This work was supported by the National Natural Science Foundation of China (Grant nos. 81904020, 82072505, and 82130072).
Ethics approval and consent to participate
This study was conducted in accordance with the Declaration of Helsinki and received approval from the Ethics Committee of Union Hospital, Tongji Medical College, Huazhong University of Science and Technology. Informed Consent to participate were obtained from all the patients.
Consent for publication
The authors declare that they have no competing interests.

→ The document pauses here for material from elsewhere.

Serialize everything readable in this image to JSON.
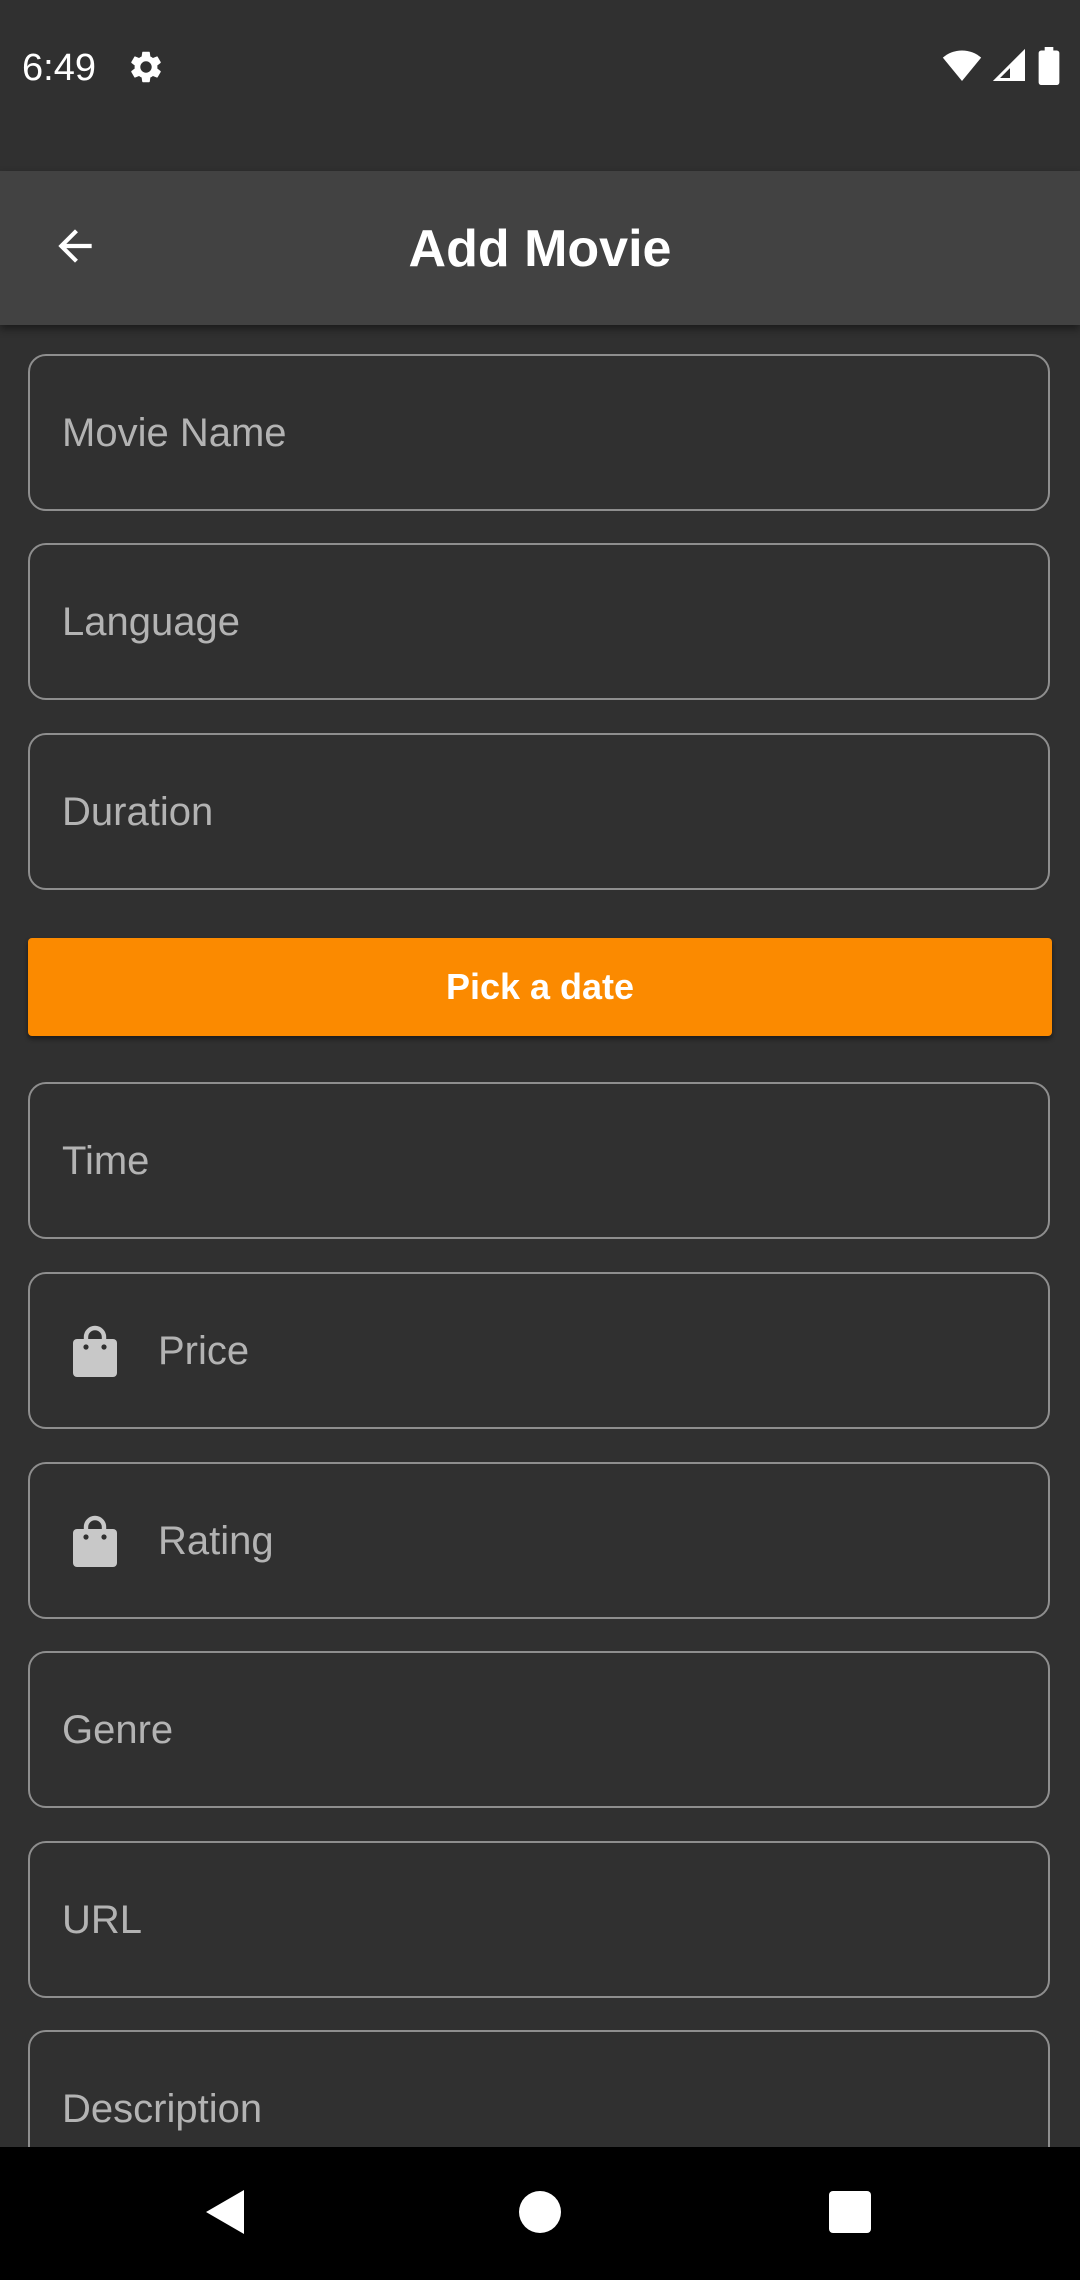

Springer Nature remains neutral with regard to jurisdictional claims in published maps and institutional affiliations.
About this article
Cite this article
Hua, W., Liao, Z., Ke, W. et al. Distal adding-on after surgery in Lenke 5C adolescent idiopathic scoliosis: clinical and radiological outcomes. BMC Musculoskelet Disord 23, 602 (2022). https://doi.org/10.1186/s12891-022-05559-4
- Adolescent idiopathic scoliosis
- Lenke 5C
- Lower instrumented vertebra
- Last barely touched vertebra
- Last substantial touched vertebra